▶ WHAT THE TASK ASKS
In the records that follow, show each line where the word "screenshot" is present.

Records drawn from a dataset
********************

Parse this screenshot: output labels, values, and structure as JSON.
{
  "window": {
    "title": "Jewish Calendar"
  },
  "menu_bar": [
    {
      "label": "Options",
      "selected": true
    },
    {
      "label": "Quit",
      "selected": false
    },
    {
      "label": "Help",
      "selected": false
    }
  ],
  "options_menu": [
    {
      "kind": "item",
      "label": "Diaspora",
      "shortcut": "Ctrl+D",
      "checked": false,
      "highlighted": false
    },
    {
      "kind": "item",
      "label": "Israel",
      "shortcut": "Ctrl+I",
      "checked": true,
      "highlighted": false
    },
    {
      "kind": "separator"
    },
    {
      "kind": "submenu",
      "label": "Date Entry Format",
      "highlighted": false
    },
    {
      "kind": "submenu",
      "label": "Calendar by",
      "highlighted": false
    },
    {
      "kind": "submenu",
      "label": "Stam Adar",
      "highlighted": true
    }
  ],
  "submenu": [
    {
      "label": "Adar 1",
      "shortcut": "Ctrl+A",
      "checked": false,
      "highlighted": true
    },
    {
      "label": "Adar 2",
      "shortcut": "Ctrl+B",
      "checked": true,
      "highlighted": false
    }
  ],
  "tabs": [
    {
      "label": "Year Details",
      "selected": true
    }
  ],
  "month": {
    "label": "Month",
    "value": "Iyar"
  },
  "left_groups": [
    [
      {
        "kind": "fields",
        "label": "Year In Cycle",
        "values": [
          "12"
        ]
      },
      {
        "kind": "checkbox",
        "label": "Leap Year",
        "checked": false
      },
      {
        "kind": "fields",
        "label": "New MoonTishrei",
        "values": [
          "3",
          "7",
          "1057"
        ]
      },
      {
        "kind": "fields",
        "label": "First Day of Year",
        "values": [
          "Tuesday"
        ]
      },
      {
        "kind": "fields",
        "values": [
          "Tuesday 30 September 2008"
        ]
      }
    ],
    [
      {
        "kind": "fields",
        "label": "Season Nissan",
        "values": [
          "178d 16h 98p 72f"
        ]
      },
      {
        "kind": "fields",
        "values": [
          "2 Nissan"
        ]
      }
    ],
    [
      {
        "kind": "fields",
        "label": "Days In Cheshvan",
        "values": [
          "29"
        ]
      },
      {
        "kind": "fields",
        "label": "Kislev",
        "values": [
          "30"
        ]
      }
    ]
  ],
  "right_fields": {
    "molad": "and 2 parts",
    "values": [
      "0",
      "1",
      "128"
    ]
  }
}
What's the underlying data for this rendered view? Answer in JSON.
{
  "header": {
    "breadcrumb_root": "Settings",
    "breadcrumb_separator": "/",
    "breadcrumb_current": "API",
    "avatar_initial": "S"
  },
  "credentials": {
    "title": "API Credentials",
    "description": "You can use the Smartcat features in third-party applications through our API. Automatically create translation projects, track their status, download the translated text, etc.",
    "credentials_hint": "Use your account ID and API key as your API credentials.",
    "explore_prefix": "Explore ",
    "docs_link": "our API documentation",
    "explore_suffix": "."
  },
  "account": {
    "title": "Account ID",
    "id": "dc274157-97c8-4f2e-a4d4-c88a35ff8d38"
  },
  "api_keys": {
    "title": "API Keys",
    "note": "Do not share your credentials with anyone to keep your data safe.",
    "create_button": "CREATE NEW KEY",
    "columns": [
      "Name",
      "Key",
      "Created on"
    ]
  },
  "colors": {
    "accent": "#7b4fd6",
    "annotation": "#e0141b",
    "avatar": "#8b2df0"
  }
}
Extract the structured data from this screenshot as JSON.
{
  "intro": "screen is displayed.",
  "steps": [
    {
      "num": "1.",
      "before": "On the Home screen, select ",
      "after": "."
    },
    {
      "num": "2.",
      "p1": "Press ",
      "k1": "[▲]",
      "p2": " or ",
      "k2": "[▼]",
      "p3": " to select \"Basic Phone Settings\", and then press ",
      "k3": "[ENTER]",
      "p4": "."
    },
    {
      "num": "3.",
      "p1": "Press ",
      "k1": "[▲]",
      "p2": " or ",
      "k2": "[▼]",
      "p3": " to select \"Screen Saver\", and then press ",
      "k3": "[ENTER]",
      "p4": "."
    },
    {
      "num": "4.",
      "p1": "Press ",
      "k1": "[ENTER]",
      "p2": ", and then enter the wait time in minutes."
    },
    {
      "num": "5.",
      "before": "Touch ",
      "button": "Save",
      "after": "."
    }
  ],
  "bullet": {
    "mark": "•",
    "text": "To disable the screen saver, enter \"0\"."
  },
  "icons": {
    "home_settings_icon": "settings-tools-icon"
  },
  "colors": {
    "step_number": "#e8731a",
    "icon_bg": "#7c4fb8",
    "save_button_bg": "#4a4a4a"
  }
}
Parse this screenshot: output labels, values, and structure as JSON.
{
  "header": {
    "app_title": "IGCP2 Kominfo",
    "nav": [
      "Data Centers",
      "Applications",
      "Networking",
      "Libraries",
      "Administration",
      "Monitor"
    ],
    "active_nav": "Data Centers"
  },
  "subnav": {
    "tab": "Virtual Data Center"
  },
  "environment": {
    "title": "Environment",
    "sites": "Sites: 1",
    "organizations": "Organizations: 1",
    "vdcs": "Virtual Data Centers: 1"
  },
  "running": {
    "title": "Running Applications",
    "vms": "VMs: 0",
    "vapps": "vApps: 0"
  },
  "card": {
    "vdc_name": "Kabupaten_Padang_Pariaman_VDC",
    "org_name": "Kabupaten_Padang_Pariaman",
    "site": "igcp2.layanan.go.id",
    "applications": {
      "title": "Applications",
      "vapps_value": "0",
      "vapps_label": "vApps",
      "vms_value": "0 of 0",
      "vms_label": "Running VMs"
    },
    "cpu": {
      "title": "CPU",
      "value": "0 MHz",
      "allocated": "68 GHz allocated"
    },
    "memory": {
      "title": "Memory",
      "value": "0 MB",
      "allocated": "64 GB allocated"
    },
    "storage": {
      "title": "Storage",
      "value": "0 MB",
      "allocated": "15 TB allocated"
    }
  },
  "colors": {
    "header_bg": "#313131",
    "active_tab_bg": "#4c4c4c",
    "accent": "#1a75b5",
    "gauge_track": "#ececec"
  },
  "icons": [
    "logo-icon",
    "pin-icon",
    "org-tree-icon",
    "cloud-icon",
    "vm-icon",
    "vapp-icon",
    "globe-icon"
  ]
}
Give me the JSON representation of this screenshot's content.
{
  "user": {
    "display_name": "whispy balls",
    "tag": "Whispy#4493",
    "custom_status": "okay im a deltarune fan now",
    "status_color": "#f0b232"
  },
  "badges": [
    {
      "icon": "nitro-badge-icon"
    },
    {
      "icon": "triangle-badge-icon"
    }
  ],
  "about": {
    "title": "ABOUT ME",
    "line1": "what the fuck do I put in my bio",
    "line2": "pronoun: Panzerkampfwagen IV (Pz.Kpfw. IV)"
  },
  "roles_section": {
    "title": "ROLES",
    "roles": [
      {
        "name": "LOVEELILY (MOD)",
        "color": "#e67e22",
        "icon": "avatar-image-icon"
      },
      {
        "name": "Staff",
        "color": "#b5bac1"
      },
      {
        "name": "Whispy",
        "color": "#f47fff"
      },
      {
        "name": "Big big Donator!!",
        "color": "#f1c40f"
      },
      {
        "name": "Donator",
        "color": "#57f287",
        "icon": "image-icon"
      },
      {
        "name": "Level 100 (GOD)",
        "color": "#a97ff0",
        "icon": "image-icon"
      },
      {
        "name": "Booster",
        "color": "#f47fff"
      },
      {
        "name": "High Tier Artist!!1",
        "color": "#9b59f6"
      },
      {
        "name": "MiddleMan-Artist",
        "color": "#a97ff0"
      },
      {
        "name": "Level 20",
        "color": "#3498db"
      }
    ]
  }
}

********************

▶ FINISHED EXERCISE
Parse this screenshot: output labels, values, and structure as JSON.
Extract the structured data from this screenshot as JSON.
Parse this screenshot: output labels, values, and structure as JSON.
Give me the JSON representation of this screenshot's content.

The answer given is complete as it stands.